It is impossible to separate individual decision-making and action from the national security apparatus of any nation. Sure, we can carefully vet individuals, subject them to background checks and psychological tests. We can interview friends and neighbors. We can examine financial records and elicit stories about what they were like in college.
We can certainly weed out the obvious problem cases. But we can't keep all the problem people out of the system.
Bradley Manning and Edward Snowden are two prime examples. Manning was driven by internal demons and was goaded on by a narcissistic foreign nutcase while Snowden claimed higher motivations all while running with his knowledge of classified documents straight to Vladimir Putin's lap.
No matter how you rate their motivations, the damage caused by the Manning and Snowden thefts were enormous.
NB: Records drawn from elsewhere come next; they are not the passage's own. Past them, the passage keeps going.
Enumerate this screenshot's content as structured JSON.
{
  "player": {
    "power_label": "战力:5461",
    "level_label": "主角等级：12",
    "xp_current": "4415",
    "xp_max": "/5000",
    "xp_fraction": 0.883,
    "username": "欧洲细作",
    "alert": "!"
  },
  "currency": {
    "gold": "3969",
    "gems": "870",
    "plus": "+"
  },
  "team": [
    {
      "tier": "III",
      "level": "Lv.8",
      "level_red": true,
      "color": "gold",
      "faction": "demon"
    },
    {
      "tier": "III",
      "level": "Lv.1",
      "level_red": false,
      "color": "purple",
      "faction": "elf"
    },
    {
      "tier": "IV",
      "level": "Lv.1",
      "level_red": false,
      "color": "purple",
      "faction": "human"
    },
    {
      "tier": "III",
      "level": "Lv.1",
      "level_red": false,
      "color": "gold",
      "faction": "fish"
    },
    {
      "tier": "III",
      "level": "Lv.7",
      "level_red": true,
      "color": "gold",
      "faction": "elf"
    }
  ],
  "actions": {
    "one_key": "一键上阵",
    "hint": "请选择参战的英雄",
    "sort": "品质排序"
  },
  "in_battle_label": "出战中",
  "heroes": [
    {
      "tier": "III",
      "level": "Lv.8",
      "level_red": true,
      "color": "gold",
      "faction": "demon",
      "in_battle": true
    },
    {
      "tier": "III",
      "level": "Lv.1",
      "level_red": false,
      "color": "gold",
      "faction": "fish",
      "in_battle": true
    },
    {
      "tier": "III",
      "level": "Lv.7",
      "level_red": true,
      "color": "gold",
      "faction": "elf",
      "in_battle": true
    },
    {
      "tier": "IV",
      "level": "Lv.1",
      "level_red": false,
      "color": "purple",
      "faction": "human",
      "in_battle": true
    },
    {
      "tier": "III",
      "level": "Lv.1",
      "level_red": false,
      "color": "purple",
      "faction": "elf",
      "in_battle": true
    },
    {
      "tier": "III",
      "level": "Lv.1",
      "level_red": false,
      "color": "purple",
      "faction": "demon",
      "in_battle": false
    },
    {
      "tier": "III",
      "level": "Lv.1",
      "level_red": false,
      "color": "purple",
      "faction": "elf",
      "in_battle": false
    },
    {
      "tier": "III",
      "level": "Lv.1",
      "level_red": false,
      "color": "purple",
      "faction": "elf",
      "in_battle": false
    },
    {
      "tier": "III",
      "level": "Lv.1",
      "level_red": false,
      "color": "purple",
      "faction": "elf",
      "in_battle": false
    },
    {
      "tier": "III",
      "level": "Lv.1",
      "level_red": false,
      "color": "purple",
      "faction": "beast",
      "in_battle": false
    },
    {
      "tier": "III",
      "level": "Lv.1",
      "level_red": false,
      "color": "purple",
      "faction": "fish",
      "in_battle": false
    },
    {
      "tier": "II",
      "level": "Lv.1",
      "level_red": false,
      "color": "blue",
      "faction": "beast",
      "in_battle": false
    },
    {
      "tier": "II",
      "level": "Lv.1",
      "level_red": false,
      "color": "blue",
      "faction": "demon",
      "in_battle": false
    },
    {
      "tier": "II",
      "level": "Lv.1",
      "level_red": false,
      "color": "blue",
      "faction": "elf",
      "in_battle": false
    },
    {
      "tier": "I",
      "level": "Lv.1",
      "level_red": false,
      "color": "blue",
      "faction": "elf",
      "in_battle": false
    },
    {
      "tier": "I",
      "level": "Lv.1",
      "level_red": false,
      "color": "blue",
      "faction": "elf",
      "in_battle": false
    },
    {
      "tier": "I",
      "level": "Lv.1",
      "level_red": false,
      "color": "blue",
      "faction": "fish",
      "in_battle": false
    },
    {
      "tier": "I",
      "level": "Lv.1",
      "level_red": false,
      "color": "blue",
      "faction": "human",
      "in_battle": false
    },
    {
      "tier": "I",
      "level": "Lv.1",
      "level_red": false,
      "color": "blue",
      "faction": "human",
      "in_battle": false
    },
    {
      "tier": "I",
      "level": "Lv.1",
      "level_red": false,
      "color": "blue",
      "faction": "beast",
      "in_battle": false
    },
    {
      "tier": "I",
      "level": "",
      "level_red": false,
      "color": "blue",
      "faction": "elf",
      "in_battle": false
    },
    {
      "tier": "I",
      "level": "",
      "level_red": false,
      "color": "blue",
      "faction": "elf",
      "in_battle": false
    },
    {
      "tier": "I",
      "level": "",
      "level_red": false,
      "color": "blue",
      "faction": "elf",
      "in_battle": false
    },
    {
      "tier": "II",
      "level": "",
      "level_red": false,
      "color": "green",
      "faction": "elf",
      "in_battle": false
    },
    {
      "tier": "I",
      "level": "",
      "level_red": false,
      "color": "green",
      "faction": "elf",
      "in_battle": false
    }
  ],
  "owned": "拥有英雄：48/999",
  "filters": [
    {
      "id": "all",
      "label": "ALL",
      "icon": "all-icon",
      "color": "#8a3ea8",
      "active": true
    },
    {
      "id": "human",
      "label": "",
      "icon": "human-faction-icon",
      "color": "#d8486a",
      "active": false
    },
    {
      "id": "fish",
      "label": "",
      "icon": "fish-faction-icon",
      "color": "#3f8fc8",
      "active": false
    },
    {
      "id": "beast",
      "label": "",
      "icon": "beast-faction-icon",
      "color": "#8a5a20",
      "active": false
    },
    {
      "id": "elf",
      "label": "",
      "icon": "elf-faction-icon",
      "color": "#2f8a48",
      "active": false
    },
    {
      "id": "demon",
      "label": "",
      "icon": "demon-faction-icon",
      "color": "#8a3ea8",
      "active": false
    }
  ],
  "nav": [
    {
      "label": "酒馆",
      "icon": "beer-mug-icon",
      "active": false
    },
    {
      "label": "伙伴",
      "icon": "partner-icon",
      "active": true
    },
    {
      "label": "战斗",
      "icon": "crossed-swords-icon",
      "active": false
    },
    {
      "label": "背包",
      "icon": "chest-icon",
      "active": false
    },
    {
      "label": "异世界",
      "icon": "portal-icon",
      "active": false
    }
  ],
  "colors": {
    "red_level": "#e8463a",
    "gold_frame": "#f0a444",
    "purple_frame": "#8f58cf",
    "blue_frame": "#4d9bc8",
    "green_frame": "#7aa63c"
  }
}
And no matter how bad you think those thefts were in terms of damage, here's a sobering thought: the worst is yet to come.
These are the complex forms filled out by those seeking national security clearances and contain information ranging from eye color to names of friends and neighbors at all locations where the application ever lived. These are deep, in-depth disclosure documents and now, not only does the OPM have these records, so do hackers.
The OPM breach let loose what is probably the most complete national government employee blackmail kit ever to fall into enemy hands. There is so much information in these documents (covering millions of federal employees), that enemy actors will likely be able to uncover an almost unlimited number of additional Snowdens and Mannings.
America's government employees are, generally, very hard working, very dedicated, loyal, and patriotic. But they are also human. There is no doubt that some have buttons that can be pushed. After all, Aldrich Ames was willing to give up CIA agents to the Soviets -- who the Soviets then "disappeared" (i.e., killed) -- for what amounted to a second paycheck.
There is no doubt that much of the culpability for this most recent federal breach lies with OPM. Reports are that the agency didn't come close to utilizing best practices, a problem I've been flagging in American government agencies for nearly a decade now.
But now the problem goes far, far beyond OPM. Finger-pointing and even sanctions (yes, apparently the U.S. is considering sanctions against the Chinese -- a wholely limp and inconsequential response to such a devastating security breach) will not undo the damage that has been done.
While the U.S. has certainly been vulnerable before, it has never been as vulnerable from within, from its own trusted national security personnel. as it is now.
If this were Game of Thrones, it would be time to say "Winter is coming."